    Being poor sucks but I think if I had a lot of money and material things with fake fair weather friends that would be miserable too.

    • [email protected]

      That’s a great point. If someone is very rich, someone has to be careful with their resources (since nefarious people in many cases will try their best to take advantage of folks who just received a lot of money) too since the IRS will be on resources like a hawk. Regardless if someone is rich, middle class, or poor, real ethics should be advanced.

    • RaiseTheBar


      therein lies Keys to ANSWERS:

      LANGUAGING!, especially internal dialogue with regard to thoughts, beliefs, values, FEELINGS.

      Poor, Rich

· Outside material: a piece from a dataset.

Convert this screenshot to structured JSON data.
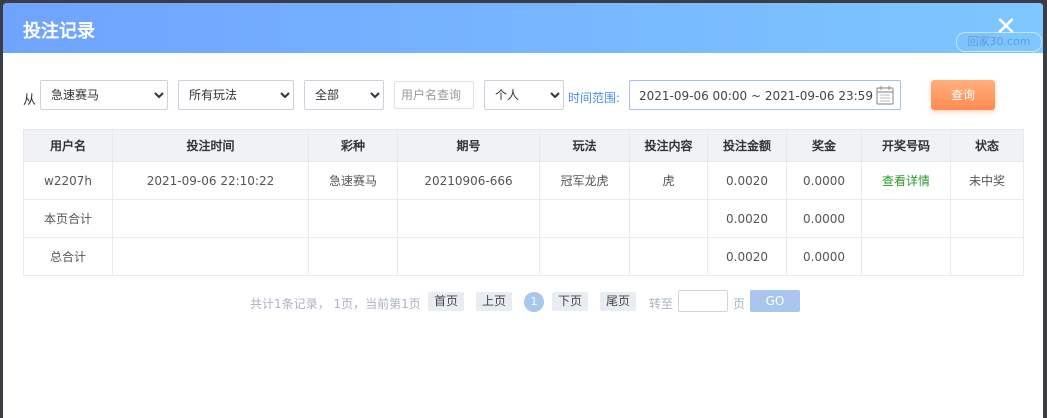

      money(paper), stocks, bonds (more paper) — abundant

      Morally, Spiritually, BANKRUPT

      What is RICHness? Which is Poverty?

    • paintgurl40

      Right. You get a new set of problems and anxieties. Now you have to worry about keeping your eyes on it at all times. Money comes and goes throughout life so the idea that more money is equalled to happiness is false. Not having THE BURDEN OF DEBT will make one a happier person! Having some sort of retirement plan will ease some anxieties as well. I choose to be grateful for what I have and not focus on what I don’t anymore.

  • Mary Burrell

    I know a few people who are shopaholics just buying stuff to fill the empty void inside themselves.

  • Ms. Vee

    If happiness was a pie chart money would constitute 85% of that chart. There is no way one can be happy without access to basic necessities. Money is needed for that.